Multiple render actions may be passed to an effect at the same time. A plug-in states it's level of render thread safety by setting the
string property. This can be set to one of three states....
kOfxImageEffectRenderUnsafe- indicating that only a single 'render' action can be made at any time amoung all instances,
kOfxImageEffectRenderInstanceSafe- indicating that any instance can have a single 'render' action at any one time,
kOfxImageEffectRenderFullySafe- indicating that any instance of a plugin can have multiple renders running simultaneously
When rendering on computers that have more that once CPU (or this new-fangled hyperthreading), hosts and effects will want to take advantage of all that extra CPU goodness to speed up rendering. This means multi-threading of the render function in some way.
If the plugin has set
, the host may choose to render a single frame across multiple CPUs by having each CPU render a different window. However, the plugin may wish to remain in charge of multithreading a single frame. The plugin set property
informs the host as to whether the host should perform SMP on the effect. It can be set to either...
A host may have a render farm of computers. Depending exactly how the host works with it's render farm, it may have multiple copies on an instance spread over the farm rendering separate frame ranges, 1-100 on station A, 101 to 200 on station B and so on...
Some plugins need the output of the previous frame to render the next, typically they cache some information about the last render and use that somehow on the next frame. Some temporally averaging degraining algorithms work that way. Such effects cannot render correctly unless they are strictly rendered in order, from first to last frame, on a single instance.
Other plugins are able to render correctly when called in an arbitrary frame order, but render much more efficiently if rendered in order. For example a particle system which mantains the state of the particle system in an instance would simply increment the simulation by a frame if rendering in-order, but would need to restart the particle system from scratch if the frame jumped backwards.
Most plug-ins do not have any sequential dependence. For example, a simple gain operation has no dependence on the previous frame.
Similarly, host applications, due to their architectures, may or may not be able to guarantee that a plugin can be rendered strictly in-order. Node based applications typically have much more difficulty in guaranteeing such behaviour.
To indicate whether a plugin needs to be rendered in a strictly sequential order, and to indicate whether a host supports such behaviour we have a property,

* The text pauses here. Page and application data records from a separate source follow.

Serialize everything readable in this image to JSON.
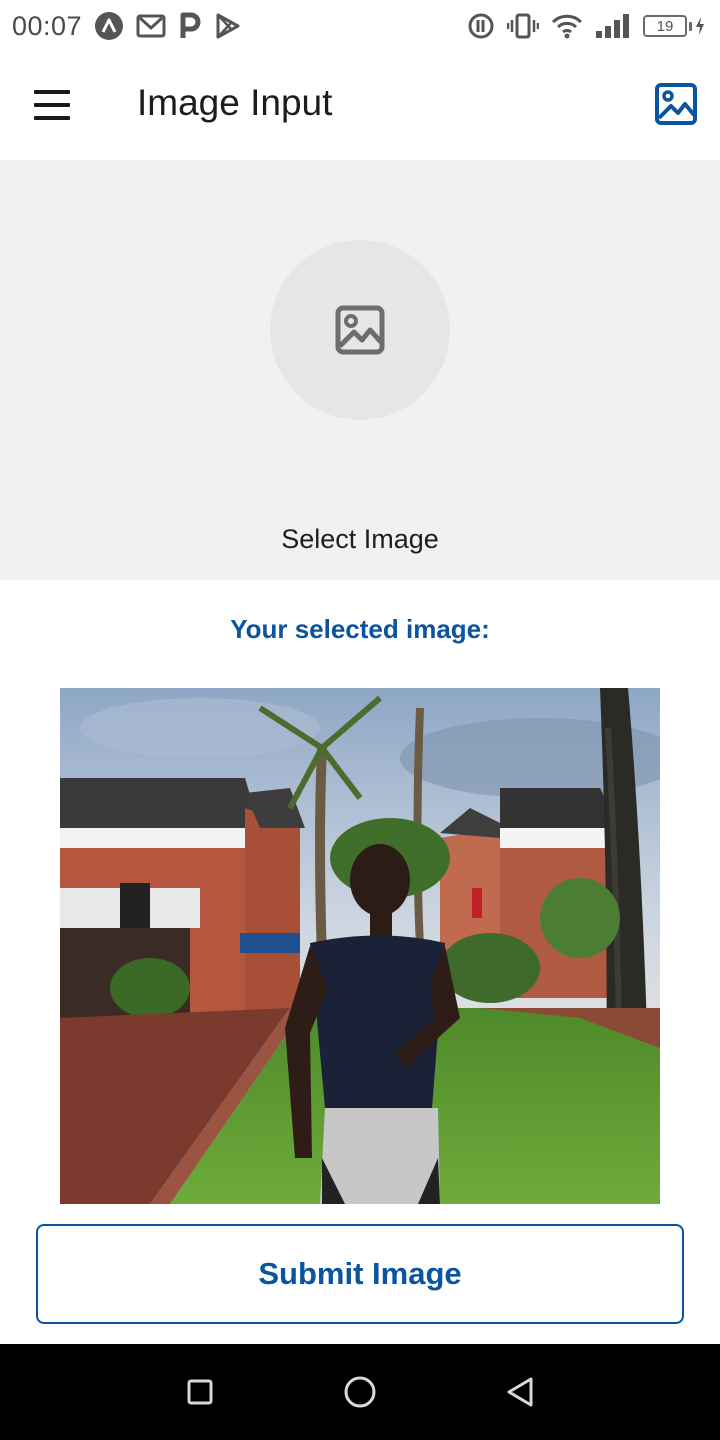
{
  "status_bar": {
    "time": "00:07",
    "left_icons": [
      "app-a-icon",
      "gmail-icon",
      "parking-p-icon",
      "play-store-icon"
    ],
    "right_icons": [
      "data-saver-icon",
      "vibrate-icon",
      "wifi-icon",
      "signal-icon"
    ],
    "battery_level": "19"
  },
  "app_bar": {
    "title": "Image Input",
    "menu_icon": "hamburger-menu-icon",
    "action_icon": "image-icon"
  },
  "picker": {
    "label": "Select Image",
    "icon": "image-placeholder-icon"
  },
  "selected": {
    "heading": "Your selected image:"
  },
  "submit": {
    "label": "Submit Image"
  },
  "nav_bar": {
    "buttons": [
      "recents-square-icon",
      "home-circle-icon",
      "back-triangle-icon"
    ]
  },
  "colors": {
    "accent": "#0a54a0",
    "picker_bg": "#f1f1f1",
    "circle_bg": "#e6e6e6",
    "nav_bg": "#000000"
  }
}
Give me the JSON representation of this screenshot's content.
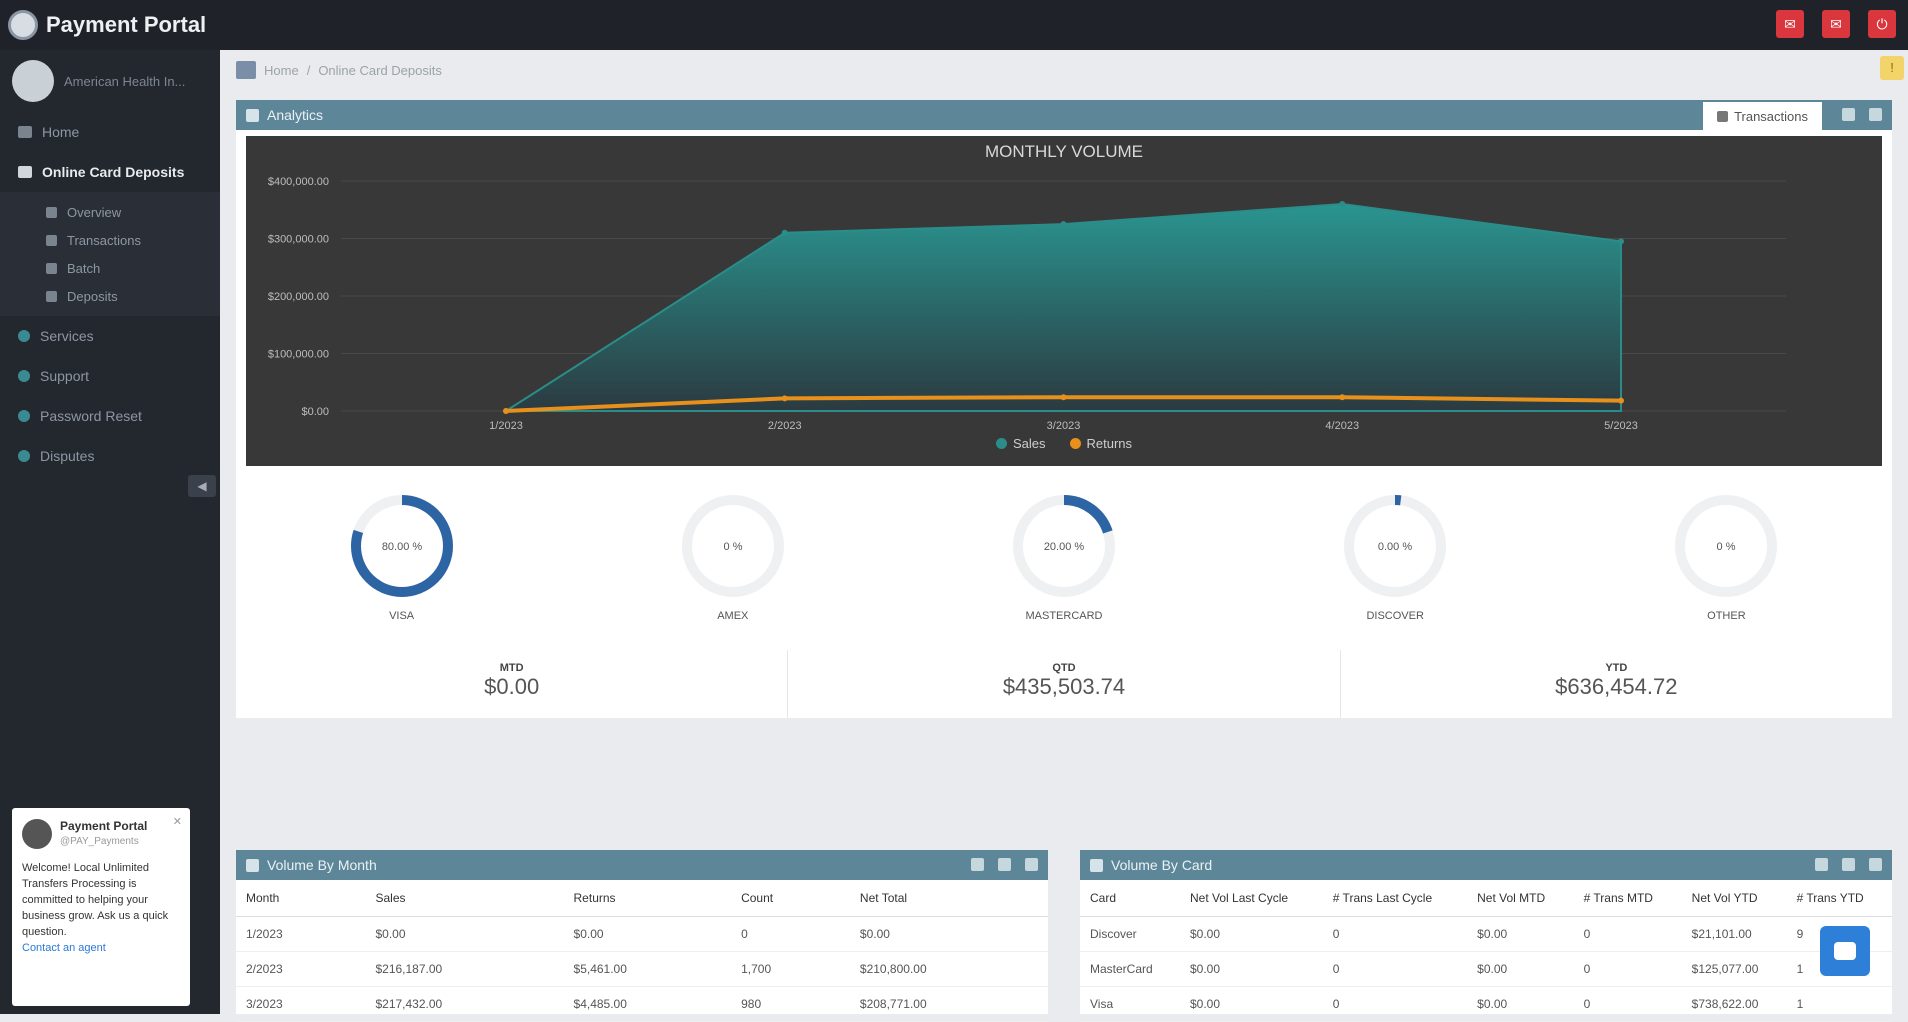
{
  "app": {
    "title": "Payment Portal"
  },
  "topbar": {
    "icons": [
      "notification-icon",
      "mail-icon",
      "power-icon"
    ]
  },
  "sidebar": {
    "user_name": "American Health In...",
    "items": [
      {
        "label": "Home",
        "icon": "home-icon"
      },
      {
        "label": "Online Card Deposits",
        "icon": "card-icon",
        "active": true
      }
    ],
    "subitems": [
      {
        "label": "Overview",
        "icon": "dashboard-icon"
      },
      {
        "label": "Transactions",
        "icon": "list-icon"
      },
      {
        "label": "Batch",
        "icon": "batch-icon"
      },
      {
        "label": "Deposits",
        "icon": "dollar-icon"
      }
    ],
    "more_items": [
      {
        "label": "Services"
      },
      {
        "label": "Support"
      },
      {
        "label": "Password Reset"
      },
      {
        "label": "Disputes"
      }
    ]
  },
  "chat_card": {
    "title": "Payment Portal",
    "subtitle": "@PAY_Payments",
    "text": "Welcome! Local Unlimited Transfers Processing is committed to helping your business grow. Ask us a quick question.",
    "link": "Contact an agent"
  },
  "breadcrumb": [
    "Home",
    "Online Card Deposits"
  ],
  "analytics_panel": {
    "title": "Analytics",
    "tab_label": "Transactions"
  },
  "chart_data": {
    "type": "area",
    "title": "MONTHLY VOLUME",
    "x": [
      "1/2023",
      "2/2023",
      "3/2023",
      "4/2023",
      "5/2023"
    ],
    "yticks": [
      "$400,000.00",
      "$300,000.00",
      "$200,000.00",
      "$100,000.00",
      "$0.00"
    ],
    "ylim": [
      0,
      400000
    ],
    "series": [
      {
        "name": "Sales",
        "color": "#2a8d8a",
        "values": [
          0,
          310000,
          325000,
          360000,
          295000
        ]
      },
      {
        "name": "Returns",
        "color": "#e8901c",
        "values": [
          0,
          22000,
          24000,
          24000,
          18000
        ]
      }
    ],
    "legend": "bottom-center",
    "grid": true
  },
  "donuts": [
    {
      "label": "VISA",
      "value": "80.00 %",
      "fraction": 0.8,
      "color": "#2d64a3"
    },
    {
      "label": "AMEX",
      "value": "0 %",
      "fraction": 0,
      "color": "#2d64a3"
    },
    {
      "label": "MASTERCARD",
      "value": "20.00 %",
      "fraction": 0.2,
      "color": "#2d64a3"
    },
    {
      "label": "DISCOVER",
      "value": "0.00 %",
      "fraction": 0.02,
      "color": "#2d64a3"
    },
    {
      "label": "OTHER",
      "value": "0 %",
      "fraction": 0,
      "color": "#2d64a3"
    }
  ],
  "totals": [
    {
      "label": "MTD",
      "value": "$0.00"
    },
    {
      "label": "QTD",
      "value": "$435,503.74"
    },
    {
      "label": "YTD",
      "value": "$636,454.72"
    }
  ],
  "volume_by_month": {
    "title": "Volume By Month",
    "columns": [
      "Month",
      "Sales",
      "Returns",
      "Count",
      "Net Total"
    ],
    "rows": [
      [
        "1/2023",
        "$0.00",
        "$0.00",
        "0",
        "$0.00"
      ],
      [
        "2/2023",
        "$216,187.00",
        "$5,461.00",
        "1,700",
        "$210,800.00"
      ],
      [
        "3/2023",
        "$217,432.00",
        "$4,485.00",
        "980",
        "$208,771.00"
      ]
    ]
  },
  "volume_by_card": {
    "title": "Volume By Card",
    "columns": [
      "Card",
      "Net Vol Last Cycle",
      "# Trans Last Cycle",
      "Net Vol MTD",
      "# Trans MTD",
      "Net Vol YTD",
      "# Trans YTD"
    ],
    "rows": [
      [
        "Discover",
        "$0.00",
        "0",
        "$0.00",
        "0",
        "$21,101.00",
        "9"
      ],
      [
        "MasterCard",
        "$0.00",
        "0",
        "$0.00",
        "0",
        "$125,077.00",
        "1"
      ],
      [
        "Visa",
        "$0.00",
        "0",
        "$0.00",
        "0",
        "$738,622.00",
        "1"
      ]
    ]
  }
}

. For plug-ins this can be one of three values...
For hosts, this property takes three values...
When rendering, a host will set the in args property on
to indicate whether the host is currently supporting sequential renders. This will be passed to the following actions,
Hosts may still render sequential effects with random frame access in interactive sessions, for example when the user scrubs the current frame on the timeline and the host asks an effect to render a preview frame. In such cases, the plugin can detect that the instance is being interactively manipulated via the
property and hack an approximation together for UI purposes. If eventually rendering the sequence, the host
ignore all frames rendered out of order and not cache them for use in the final result.
A host may set the in args property
the sequence render action
to asj for a render in Draft/Preview mode. This is useful for applications that must support fast scrubbing. These allow a plug-in to take short-cuts for improved performance when the situation allows and it makes sense, for example to generate thumbnails with effects applied. For example switch to a cheaper interpolation type or rendering mode. A plugin should expect frames rendered in this manner that will not be stucked in host cache unless the cache is only used in the same draft situations.